Editor’s note: This is an updated version of a blog post published on July 16, 2018
Complementing the work of Jean Piaget and Jerome Bruner, Dienes shifted mathematics teaching away from dry, abstract ideas and towards play in which the children themselves are actively involved and constructing learning from their experiences with a range of materials.
Dienes saw mathematics as a creative art. He believed maths should be a fun, explorative process that encourages children to think freely, and creatively. He noticed that when given toys or any kind of structured materials young children often felt the urge to classify them, then move on to ordering them and then transform them in some way. I saw this recently when a five year old showed me a range of dolls, some with haircuts and some without. Look around your classroom, do you see your pupils engage in similar play?
Dienes’ stages of learning theory
Seeing mathematics as “a gold mine for an indefinite supply of games”, Dienes went on to develop a six-stage theory for learning mathematics, with a focus on games. Many aspects of this theory are easy to identify in the Maths — No Problem! mastery approach through the anchor activities and stories and pictures in the textbooks. Dienes’ theory reflects Bruner’s Concrete Pictorial Abstract (CPA) stages. He advocates the use of manipulative materials, games and stories in maths, believing that children can learn more complicated maths at a younger age than had previously been thought.
1. Free Play
Dienes’ first stage uses games to enable initial trial and error and free exploration of materials. Here, learners familiarise themselves with the materials.
2. Rules of the Game
This is followed by a stage where the regularities of the materials are identified and ‘rules’ are created. Once a number of similar games have been played in class, a discussion begins.
Pupils compare the games, identifying similarities and differences between them.

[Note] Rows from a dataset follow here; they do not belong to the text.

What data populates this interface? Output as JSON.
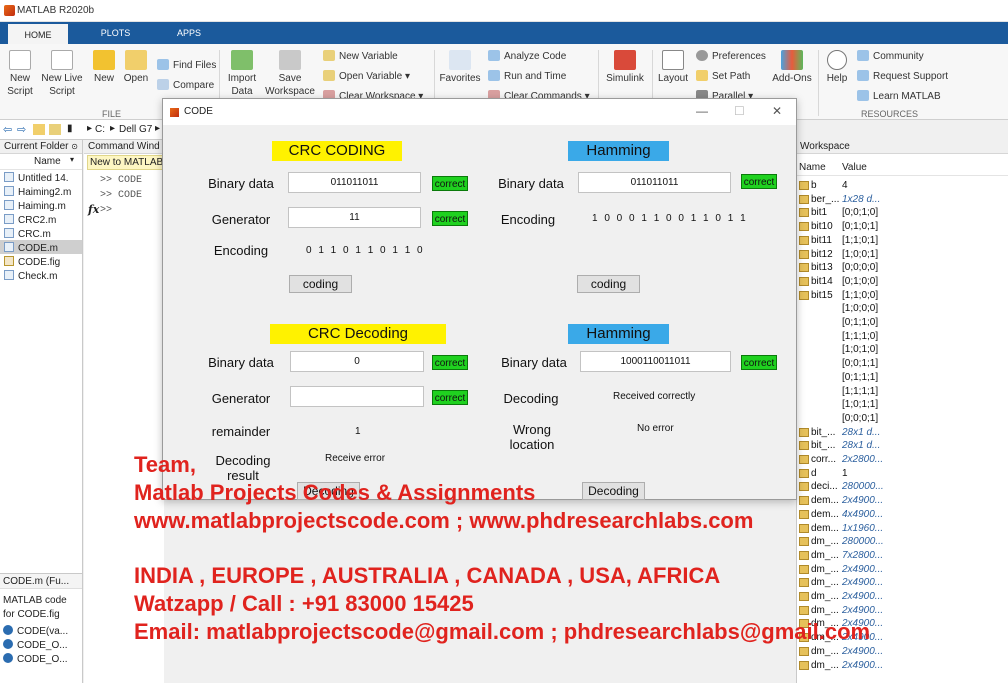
{
  "app": {
    "title": "MATLAB R2020b"
  },
  "ribbon_tabs": [
    "HOME",
    "PLOTS",
    "APPS"
  ],
  "ribbon": {
    "new_script": "New Script",
    "new_live_script": "New Live Script",
    "new": "New",
    "open": "Open",
    "find_files": "Find Files",
    "compare": "Compare",
    "import_data": "Import Data",
    "save_workspace": "Save Workspace",
    "new_variable": "New Variable",
    "open_variable": "Open Variable",
    "clear_workspace": "Clear Workspace",
    "favorites": "Favorites",
    "analyze_code": "Analyze Code",
    "run_and_time": "Run and Time",
    "clear_commands": "Clear Commands",
    "simulink": "Simulink",
    "layout": "Layout",
    "preferences": "Preferences",
    "set_path": "Set Path",
    "parallel": "Parallel",
    "add_ons": "Add-Ons",
    "help": "Help",
    "community": "Community",
    "request_support": "Request Support",
    "learn_matlab": "Learn MATLAB",
    "section_file": "FILE",
    "section_resources": "RESOURCES"
  },
  "address": {
    "drive": "C:",
    "folder": "Dell G7"
  },
  "current_folder": {
    "title": "Current Folder",
    "column": "Name",
    "files": [
      "Untitled 14.",
      "Haiming2.m",
      "Haiming.m",
      "CRC2.m",
      "CRC.m",
      "CODE.m",
      "CODE.fig",
      "Check.m"
    ],
    "detail_title": "CODE.m (Fu...",
    "detail_desc1": "MATLAB code",
    "detail_desc2": "for CODE.fig",
    "detail_items": [
      "CODE(va...",
      "CODE_O...",
      "CODE_O..."
    ]
  },
  "command_window": {
    "title": "Command Wind",
    "tip": "New to MATLAB",
    "lines": [
      ">> CODE",
      ">> CODE",
      ">>"
    ],
    "fx": "fx"
  },
  "workspace": {
    "title": "Workspace",
    "col_name": "Name",
    "col_value": "Value",
    "rows": [
      {
        "name": "b",
        "value": "4",
        "italic": false
      },
      {
        "name": "ber_...",
        "value": "1x28 d...",
        "italic": true
      },
      {
        "name": "bit1",
        "value": "[0;0;1;0]",
        "italic": false
      },
      {
        "name": "bit10",
        "value": "[0;1;0;1]",
        "italic": false
      },
      {
        "name": "bit11",
        "value": "[1;1;0;1]",
        "italic": false
      },
      {
        "name": "bit12",
        "value": "[1;0;0;1]",
        "italic": false
      },
      {
        "name": "bit13",
        "value": "[0;0;0;0]",
        "italic": false
      },
      {
        "name": "bit14",
        "value": "[0;1;0;0]",
        "italic": false
      },
      {
        "name": "bit15",
        "value": "[1;1;0;0]",
        "italic": false
      },
      {
        "name": "",
        "value": "[1;0;0;0]",
        "italic": false
      },
      {
        "name": "",
        "value": "[0;1;1;0]",
        "italic": false
      },
      {
        "name": "",
        "value": "[1;1;1;0]",
        "italic": false
      },
      {
        "name": "",
        "value": "[1;0;1;0]",
        "italic": false
      },
      {
        "name": "",
        "value": "[0;0;1;1]",
        "italic": false
      },
      {
        "name": "",
        "value": "[0;1;1;1]",
        "italic": false
      },
      {
        "name": "",
        "value": "[1;1;1;1]",
        "italic": false
      },
      {
        "name": "",
        "value": "[1;0;1;1]",
        "italic": false
      },
      {
        "name": "",
        "value": "[0;0;0;1]",
        "italic": false
      },
      {
        "name": "bit_...",
        "value": "28x1 d...",
        "italic": true
      },
      {
        "name": "bit_...",
        "value": "28x1 d...",
        "italic": true
      },
      {
        "name": "corr...",
        "value": "2x2800...",
        "italic": true
      },
      {
        "name": "d",
        "value": "1",
        "italic": false
      },
      {
        "name": "deci...",
        "value": "280000...",
        "italic": true
      },
      {
        "name": "dem...",
        "value": "2x4900...",
        "italic": true
      },
      {
        "name": "dem...",
        "value": "4x4900...",
        "italic": true
      },
      {
        "name": "dem...",
        "value": "1x1960...",
        "italic": true
      },
      {
        "name": "dm_...",
        "value": "280000...",
        "italic": true
      },
      {
        "name": "dm_...",
        "value": "7x2800...",
        "italic": true
      },
      {
        "name": "dm_...",
        "value": "2x4900...",
        "italic": true
      },
      {
        "name": "dm_...",
        "value": "2x4900...",
        "italic": true
      },
      {
        "name": "dm_...",
        "value": "2x4900...",
        "italic": true
      },
      {
        "name": "dm_...",
        "value": "2x4900...",
        "italic": true
      },
      {
        "name": "dm_...",
        "value": "2x4900...",
        "italic": true
      },
      {
        "name": "dm_...",
        "value": "2x4900...",
        "italic": true
      },
      {
        "name": "dm_...",
        "value": "2x4900...",
        "italic": true
      },
      {
        "name": "dm_...",
        "value": "2x4900...",
        "italic": true
      }
    ]
  },
  "dialog": {
    "title": "CODE",
    "controls": {
      "minimize": "—",
      "maximize": "☐",
      "close": "✕"
    },
    "crc_coding": {
      "header": "CRC CODING",
      "binary_label": "Binary data",
      "binary_value": "011011011",
      "generator_label": "Generator",
      "generator_value": "11",
      "encoding_label": "Encoding",
      "encoding_value": "0 1 1 0 1 1 0 1 1 0",
      "button": "coding"
    },
    "hamming_coding": {
      "header": "Hamming",
      "binary_label": "Binary data",
      "binary_value": "011011011",
      "encoding_label": "Encoding",
      "encoding_value": "1 0 0 0 1 1 0 0 1 1 0 1 1",
      "button": "coding"
    },
    "crc_decoding": {
      "header": "CRC Decoding",
      "binary_label": "Binary data",
      "binary_value": "0",
      "generator_label": "Generator",
      "generator_value": "",
      "remainder_label": "remainder",
      "remainder_value": "1",
      "result_label_1": "Decoding",
      "result_label_2": "result",
      "result_value": "Receive error",
      "button": "Decoding"
    },
    "hamming_decoding": {
      "header": "Hamming",
      "binary_label": "Binary data",
      "binary_value": "1000110011011",
      "decoding_label": "Decoding",
      "decoding_value": "Received correctly",
      "wrong_label_1": "Wrong",
      "wrong_label_2": "location",
      "wrong_value": "No error",
      "button": "Decoding"
    },
    "correct": "correct"
  },
  "overlay": {
    "line1": "Team,",
    "line2": "Matlab Projects Codes & Assignments",
    "line3": "www.matlabprojectscode.com ; www.phdresearchlabs.com",
    "line4": "INDIA , EUROPE , AUSTRALIA , CANADA , USA, AFRICA",
    "line5": "Watzapp / Call : +91 83000 15425",
    "line6": "Email: matlabprojectscode@gmail.com ; phdresearchlabs@gmail.com"
  },
  "colors": {
    "ribbon_blue": "#1b5a9c",
    "ok_green": "#1fd11f",
    "yellow": "#fff200",
    "blue_header": "#3aa9e8",
    "overlay_red": "#e0231e"
  }
}
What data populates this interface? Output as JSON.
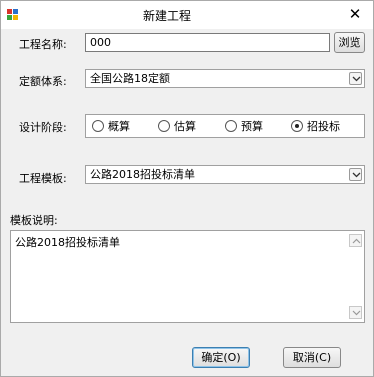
{
  "window": {
    "title": "新建工程"
  },
  "form": {
    "project_name": {
      "label": "工程名称:",
      "value": "000",
      "browse_label": "浏览"
    },
    "quota_system": {
      "label": "定额体系:",
      "value": "全国公路18定额"
    },
    "design_stage": {
      "label": "设计阶段:",
      "options": [
        "概算",
        "估算",
        "预算",
        "招投标"
      ],
      "selected": "招投标"
    },
    "template": {
      "label": "工程模板:",
      "value": "公路2018招投标清单"
    },
    "template_desc": {
      "label": "模板说明:",
      "value": "公路2018招投标清单"
    }
  },
  "buttons": {
    "ok": "确定(O)",
    "cancel": "取消(C)"
  },
  "colors": {
    "title_bg": "#ffffff",
    "window_bg": "#f0f0f0",
    "primary_border": "#3c7fb1"
  },
  "icons": [
    "app-icon",
    "close-icon",
    "chevron-down-icon",
    "scroll-up-icon",
    "scroll-down-icon"
  ]
}
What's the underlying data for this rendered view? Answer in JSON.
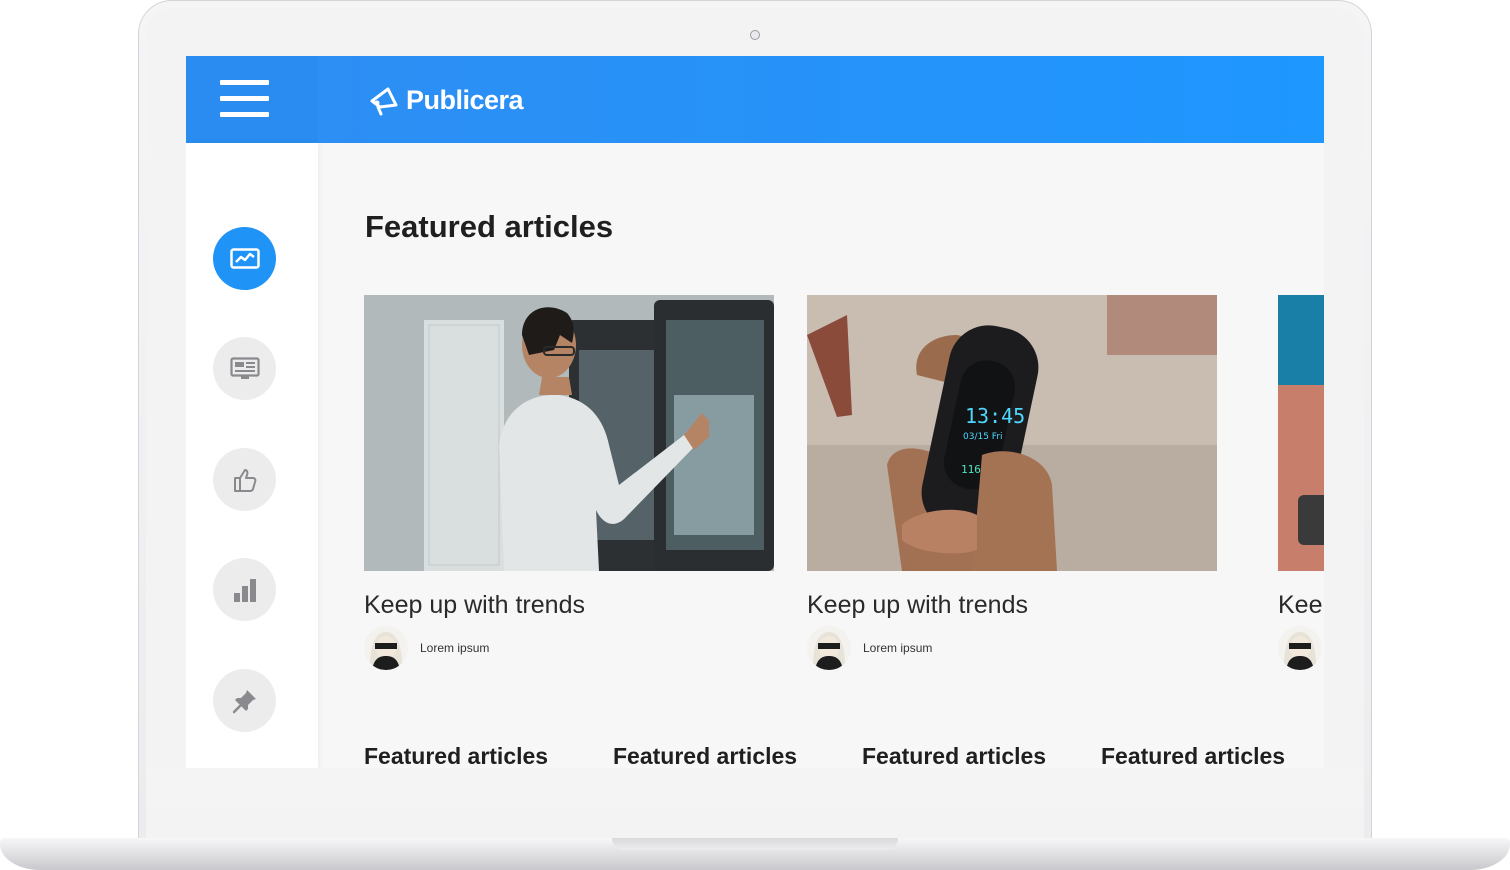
{
  "app": {
    "name": "Publicera"
  },
  "colors": {
    "brand": "#1e97ff",
    "active_nav": "#2093f7",
    "nav_bg": "#ececed"
  },
  "header": {
    "menu_icon": "hamburger-menu-icon",
    "logo_icon": "megaphone-icon"
  },
  "sidebar": {
    "items": [
      {
        "icon": "dashboard-chart-icon",
        "active": true
      },
      {
        "icon": "news-feed-icon",
        "active": false
      },
      {
        "icon": "thumbs-up-icon",
        "active": false
      },
      {
        "icon": "bar-chart-icon",
        "active": false
      },
      {
        "icon": "pin-icon",
        "active": false
      }
    ]
  },
  "main": {
    "section_title": "Featured articles",
    "cards": [
      {
        "title": "Keep up with trends",
        "author": "Lorem ipsum"
      },
      {
        "title": "Keep up with trends",
        "author": "Lorem ipsum"
      },
      {
        "title": "Kee"
      }
    ],
    "watch": {
      "time": "13:45",
      "date": "03/15 Fri",
      "steps": "1162"
    },
    "bottom_tabs": [
      {
        "label": "Featured articles"
      },
      {
        "label": "Featured articles"
      },
      {
        "label": "Featured articles"
      },
      {
        "label": "Featured articles"
      }
    ]
  }
}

They articulate their discoveries before moving in the direction of abstraction instead of being completely absorbed in the concrete and physical playthings.
In the fourth stage, it’s useful to provide some kind of pictorial representation such as a chart, table, arrow diagram or coordinate system to anchor the patterns and abstractions in a visual way.
Here, these ideas are mapped and pupils start to form a language around games.
Lastly, pupils begin to use what they’ve learned in the previous stages to test, prove and apply their own set of truths and theories around games.
Using Games in the Classroom
While we may not use this approach step by step in our daily lessons, we can understand what Dienes proposed and why.
We can seek to use those moments in lessons where it makes sense. We can have conversations about patterns that pupils spot, rules they begin to apply, symbols that depict abstractions usefully and the rich language around questions like “would it work if…?” or “what will happen if I try….”.
Dienes’ believed that games are an essential part of the foundation that mathematical concepts are built on. As the creator of the base 10 materials used widely in Key Stage 1 classrooms, he promoted the use of a variety of materials and experiences. He believed this would support embodied knowledge and situated cognition, instead of relying on learning organised around abstractions.
So, as you continue your maths lessons this week, where can you spot Dienes’ influence in your lessons? How have his theories been incorporated in the themes you are teaching? What range of materials will your pupils use in maths lessons this week to root their learning in experience? How do you incorporate games in your maths lessons? And what patterns or rules can you spot in the game you play on your phone, on the bus on your way to work? Because that’s maths!